Ironically, those Americans who would have the protestors shut up are also espousing freedom. Yet it seems to me that what they are wanting is more in line with a communistic fascist government, where no one is allowed to disagree. I would like those Americans who think protest is unpatriotic to consider the words of historian Henry Steele, “Loyalty is the realization that America was born of revolt, flourished in dissent, became great through experimentation. Our tradition is one of protest and revolt, and it is stultifying to celebrate the rebels of the past while we silence the rebels of the present.”
Perhaps the substantial protest of Americans from all walks of life is a sign that a new sense of patriotism is being reborn, the kind reminiscent of our Founding Fathers, who also challenged the status quo and who bravely fought against the abuse of imperialistic power, the very thing the Bush Administration has recently been accused of. Actor and long time political activist, Martin Sheen, recently said on CNN, countering the notion that protest is unpatriotic, “I can’t begin to tell you how much I love my country. I love it enough to risk its wrath by pointing out the things that will destroy it, harm it very deeply.”
I believe a patriot is one that is an active and informed participant of his or her government, one who is passionate about upholding the ideals its country stands for, not just in word but in deed. This could mean going to war to defend your country, but it also could mean guarding against the overstepping of your country, such as when it initiates offensive wars against weaker nations.
I am greatly inspired by those who have publicly spoken out against our actions in Iraq, despite the risk that they will probably be mocked and discredited. Those who have done so have caused me to broaden my understanding of the meaning of patriotism and have made me want to be a more informed and active citizen.

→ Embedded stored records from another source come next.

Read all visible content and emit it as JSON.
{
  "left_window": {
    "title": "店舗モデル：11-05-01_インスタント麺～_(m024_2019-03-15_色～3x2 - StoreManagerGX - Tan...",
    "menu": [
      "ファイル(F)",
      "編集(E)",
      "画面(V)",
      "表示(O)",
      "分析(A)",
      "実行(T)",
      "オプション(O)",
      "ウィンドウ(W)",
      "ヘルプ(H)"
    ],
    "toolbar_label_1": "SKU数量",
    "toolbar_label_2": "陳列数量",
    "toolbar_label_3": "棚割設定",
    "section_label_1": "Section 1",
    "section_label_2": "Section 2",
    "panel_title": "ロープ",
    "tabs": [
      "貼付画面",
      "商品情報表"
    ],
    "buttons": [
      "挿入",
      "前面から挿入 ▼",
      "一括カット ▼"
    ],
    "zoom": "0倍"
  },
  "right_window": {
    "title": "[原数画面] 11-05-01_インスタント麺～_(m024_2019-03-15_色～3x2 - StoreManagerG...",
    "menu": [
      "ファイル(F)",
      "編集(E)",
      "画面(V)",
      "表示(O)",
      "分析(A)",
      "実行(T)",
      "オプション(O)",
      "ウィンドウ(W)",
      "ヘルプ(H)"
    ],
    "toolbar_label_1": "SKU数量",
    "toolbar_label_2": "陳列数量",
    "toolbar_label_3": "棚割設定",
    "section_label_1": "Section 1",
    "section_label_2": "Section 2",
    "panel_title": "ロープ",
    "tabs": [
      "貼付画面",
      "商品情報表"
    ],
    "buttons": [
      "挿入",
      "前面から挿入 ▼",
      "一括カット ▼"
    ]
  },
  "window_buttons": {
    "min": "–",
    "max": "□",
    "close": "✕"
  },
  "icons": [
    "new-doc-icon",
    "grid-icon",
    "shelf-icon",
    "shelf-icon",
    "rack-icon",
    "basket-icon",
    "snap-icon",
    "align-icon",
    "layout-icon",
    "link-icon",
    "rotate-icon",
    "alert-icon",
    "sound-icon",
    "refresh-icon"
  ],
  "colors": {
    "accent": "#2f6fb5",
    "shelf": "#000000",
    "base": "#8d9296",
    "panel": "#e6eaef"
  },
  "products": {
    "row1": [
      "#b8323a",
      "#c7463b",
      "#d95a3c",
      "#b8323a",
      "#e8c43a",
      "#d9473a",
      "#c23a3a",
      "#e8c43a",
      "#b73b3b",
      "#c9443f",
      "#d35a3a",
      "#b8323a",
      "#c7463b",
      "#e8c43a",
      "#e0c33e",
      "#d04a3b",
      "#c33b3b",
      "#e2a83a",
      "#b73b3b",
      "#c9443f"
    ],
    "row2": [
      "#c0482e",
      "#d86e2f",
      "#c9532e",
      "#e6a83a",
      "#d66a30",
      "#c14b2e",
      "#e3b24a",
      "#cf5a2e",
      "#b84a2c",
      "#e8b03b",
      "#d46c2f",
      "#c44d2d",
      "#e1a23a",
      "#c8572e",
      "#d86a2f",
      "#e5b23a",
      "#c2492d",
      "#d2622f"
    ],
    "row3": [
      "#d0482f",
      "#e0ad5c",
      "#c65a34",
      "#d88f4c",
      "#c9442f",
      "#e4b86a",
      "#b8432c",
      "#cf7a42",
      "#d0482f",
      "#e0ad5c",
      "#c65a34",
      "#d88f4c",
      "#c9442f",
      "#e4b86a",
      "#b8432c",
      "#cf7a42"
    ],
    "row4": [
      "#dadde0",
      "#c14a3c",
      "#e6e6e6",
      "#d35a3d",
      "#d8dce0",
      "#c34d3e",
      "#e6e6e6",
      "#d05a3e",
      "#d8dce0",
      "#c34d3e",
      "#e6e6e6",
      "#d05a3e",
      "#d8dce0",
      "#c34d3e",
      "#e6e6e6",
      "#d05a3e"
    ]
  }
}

Colleen Redman (email@example.com) is a writer and poet living in the Blue Ridge Mountains of Virginia.